Although over the last years the Union has made progress in the process of increasing its competences and strengthening its institutional architecture, significant open issues remain in fundamental areas. Most importantly, the Union lacks autonomy from Member States – in essence a European sovereignty – and sufficient democratic legitimation and ability to act, even in the areas where integration to date is more advanced.
The Federalists propose to carry out a deep overhaul of the European institutions and decision-making processes to meet fundamental benchmarks of democratic governance systems: 1) own ability to take sovereign decision, 2) increased parliamentary legitimacy of decisions and better implementation; 3) streamlined decision-making processes; 4) reinforced accountability of the executive; and 5) clearer separation of the executive and the legislative powers. The most important measures to achieve these goals would be:
1. Switch to the Ordinary Legislative Procedure in all policy areas and in particular in the fields of Justice and Home Affairs, Citizens’ Rights, taxation, energy and environment and EU finances. If the Union is to get closer to its citizens, their voices, represented by the European Parliament, need to be taken into account in all decisions made. In addition, while unanimity in the Council in general leads to common minimum denominator decisions, Qualified Majority Voting allows more qualitative and positive-sum decisions to be made.
2. Democratise the Council through the establishment of a single legislative configuration and a permanent representative for each Member State. In order to become a democratic and political institution, the Council needs to adopt a more transparent functioning, where responsibility for decisions made can be clearly assigned to political representatives.
3. Split legislative and executive powers. The executive competencies of the European Council and of the Council, including the Eurogroup, should be transferred to the Commission so that it can act as the sole executive of the Union. In parallel, Member States’ influence in the executive tasks now handled through various committee procedures should cease.
4. Transform the Commission into a true Government with a reduced composition, a greater role for the President-elect in the selection of the College, a simplified administrative structure, and a greater role in key EU policy areas. A reduction in size and a more political composition, reflecting the majority in the European Parliament, is essential for the Commission to break the link with national governments and embody the European interest.
5. Creation of pan-European/transnational lists for European Parliament elections, offering European citizens the opportunity to cast a second vote for the same set of candidates and contributing to Europeanisation of the political debate. Transnational lists could be combined with the Spitzenkandidaten system started in the 2014 elections.

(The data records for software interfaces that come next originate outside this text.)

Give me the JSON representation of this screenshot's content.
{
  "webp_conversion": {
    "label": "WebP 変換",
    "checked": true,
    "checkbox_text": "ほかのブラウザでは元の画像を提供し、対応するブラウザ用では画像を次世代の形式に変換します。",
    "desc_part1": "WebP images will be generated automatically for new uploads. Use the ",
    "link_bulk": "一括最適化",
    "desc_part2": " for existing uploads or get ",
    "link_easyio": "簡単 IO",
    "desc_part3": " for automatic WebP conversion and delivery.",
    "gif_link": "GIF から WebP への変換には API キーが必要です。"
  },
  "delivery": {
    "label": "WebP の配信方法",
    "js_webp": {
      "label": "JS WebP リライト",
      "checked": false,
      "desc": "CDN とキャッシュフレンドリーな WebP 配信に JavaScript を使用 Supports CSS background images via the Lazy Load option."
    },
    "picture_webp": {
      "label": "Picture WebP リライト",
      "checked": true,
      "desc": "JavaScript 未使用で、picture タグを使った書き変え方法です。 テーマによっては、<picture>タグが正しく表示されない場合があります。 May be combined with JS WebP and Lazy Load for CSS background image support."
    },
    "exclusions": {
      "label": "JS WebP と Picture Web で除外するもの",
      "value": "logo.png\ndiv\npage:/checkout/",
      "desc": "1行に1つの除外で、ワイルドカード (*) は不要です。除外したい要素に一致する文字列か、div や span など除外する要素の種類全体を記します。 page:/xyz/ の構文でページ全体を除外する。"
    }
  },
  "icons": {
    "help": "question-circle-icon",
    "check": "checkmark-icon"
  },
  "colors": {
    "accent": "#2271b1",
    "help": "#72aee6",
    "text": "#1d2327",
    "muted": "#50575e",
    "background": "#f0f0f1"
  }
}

6. The upcoming Conference on the Future of Europe should e should draw input, in the initial phase of its work, from the demands for a more effective and democratic European Union raised by European citizens in the Eurobarometer surveys, the Citizens’ Dialogues and the Citizens’ Consultations. It should lead to drafting the proposals for a Constitutional Treaty which would comprehensively include all the reforms which emerge as necessary in the course of the work of the Conference. This new Treaty would amend the legal framework of the EU, including self-determining the arrangements for its ratification and entry into force so as to overcome the obstacle of unanimity; in any case, these arrangements have to be fully compatible with the goal of ensuring the unity, effectiveness and democratic legitimacy of the European Union.